But where are the headwinds and why is there limited upside?
It goes back to something I wrote about Roku in The Evolving Definition of "Gatekeeper" in OTT (to download, purchase or Membership required) that also applies to Amazon Fire TV:
[Roku] is a very specific type of gatekeeper: it controls access to OTT devices in the living room, whether it is a smart TV (one in three sold have Roku OS) or a stick; and, it aggregates demographic and viewing data on the viewing behaviors of those audiences in their living rooms. It charges access to SVOD apps (percentage of subscription revenue) and AVOD apps (percentage of ads sold) to reach those audiences and to leverage that data.
But, I also noted:
…an [AVOD] app has more data on its own users than Roku because it is available across multiple ecosystems (e.g., Apple TV, Android TV, Amazon Fire) and is aggregating data about its users across those ecosystems (though, as The Entertainment Strategy Guy and I discussed on Twitter, basic correlations Roku can make can eat into that perceived data advantage).
In turn this means an AVOD like Pluto TV or Peacock could end up with better data for advertisers than Roku.
So, it should be that an app like Xumo or Pluto TV has a built-in advantage over Roku Channel because it can attain more scale across platforms.
The flip side of that, of course, is that The Roku Channel on Amazon Fire devices gives it data on 40MM+ Amazon Fire device owners, which gives it ~2.67x the scale that legacy media competitors have. And IMDb TV will start trying to capture some percentage of an existing audience of 250MM Unique Visitors to the IMDb.com site.
Comcast is the only legacy media owner offering AVOD with similar advantages, and is nowhere figuring out how it will scale X1 internationally. Nor will it be able to reach the same amount of scale.
Mic Drop #3
We should be celebrating the wins ViacomCBS, Comcast, and Fox have found in AVOD. They are exceptional and unusual after two decades littered with ad-supported digital media failures.
The problem is, as I noted on Twitter:
Todd Spangler @xpanglerComcast’s @XumoTV Touts Explosive Growth, Topping 24 Million Monthly Users for Free Streaming Service (EXCLUSIVE) https://t.co/SeSPmTwqVm via @variety
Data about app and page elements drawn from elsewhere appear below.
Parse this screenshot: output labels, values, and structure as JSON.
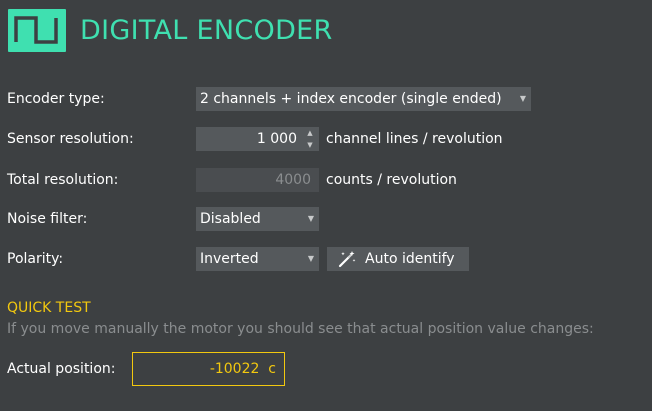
{
  "header": {
    "title": "DIGITAL ENCODER",
    "accent_color": "#3fe0b0",
    "logo_icon": "square-wave-icon"
  },
  "form": {
    "encoder_type": {
      "label": "Encoder type:",
      "selected": "2 channels + index encoder (single ended)"
    },
    "sensor_resolution": {
      "label": "Sensor resolution:",
      "value": "1 000",
      "unit": "channel lines / revolution"
    },
    "total_resolution": {
      "label": "Total resolution:",
      "value": "4000",
      "unit": "counts / revolution"
    },
    "noise_filter": {
      "label": "Noise filter:",
      "selected": "Disabled"
    },
    "polarity": {
      "label": "Polarity:",
      "selected": "Inverted",
      "auto_identify_label": "Auto identify",
      "auto_identify_icon": "magic-wand-icon"
    }
  },
  "quick_test": {
    "title": "QUICK TEST",
    "hint": "If you move manually the motor you should see that actual position value changes:",
    "actual_position_label": "Actual position:",
    "actual_position_value": "-10022  c",
    "highlight_color": "#f2c80f"
  }
}
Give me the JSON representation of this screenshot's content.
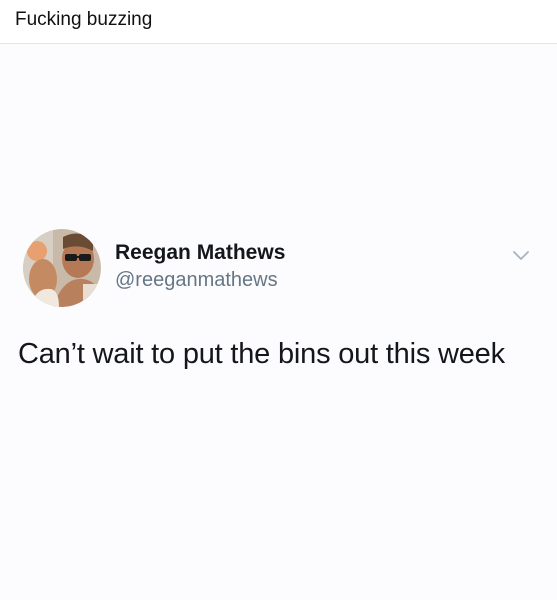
{
  "caption": {
    "text": "Fucking buzzing"
  },
  "tweet": {
    "author": {
      "display_name": "Reegan Mathews",
      "handle": "@reeganmathews"
    },
    "text": "Can’t wait to put the bins out this week",
    "menu_icon": "chevron-down-icon"
  },
  "colors": {
    "page_background": "#fcfbfd",
    "text_primary": "#14171a",
    "text_secondary": "#657786",
    "chevron": "#a9b4be"
  }
}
The question is how we think about the road ahead for AVOD services, and the answer is, Roku and Amazon effectively own that road as gatekeepers.
With Roku Channel on Amazon Fire devices and other devices, Roku Channel will have more scale than any legacy media company. Moreover, it will have more sophisticated ad targeting technology. Comcast owns some of it in the U.S. (26MM homes alone, 29MM with Cox), and has a sophisticated ad targeting platform in NBCU One. But Roku is far ahead of everyone, and growing faster.
I also failed to mention Samsung TV+, Samsung’s streaming service. Samsung is the the leading is the leading brand for 1B+ OTT streaming devices with a share of 14% of devices in use worldwide. It also is a gatekeeper on that road ahead for AVOD services.
The Roku Channel’s growth, Amazon’s international expansion of IMDb TV, and the international scale of Samsung TV+ are headwinds which create enormous AVOD competitors, headwinds for growth, and limited upside for legacy media ad-supported platforms.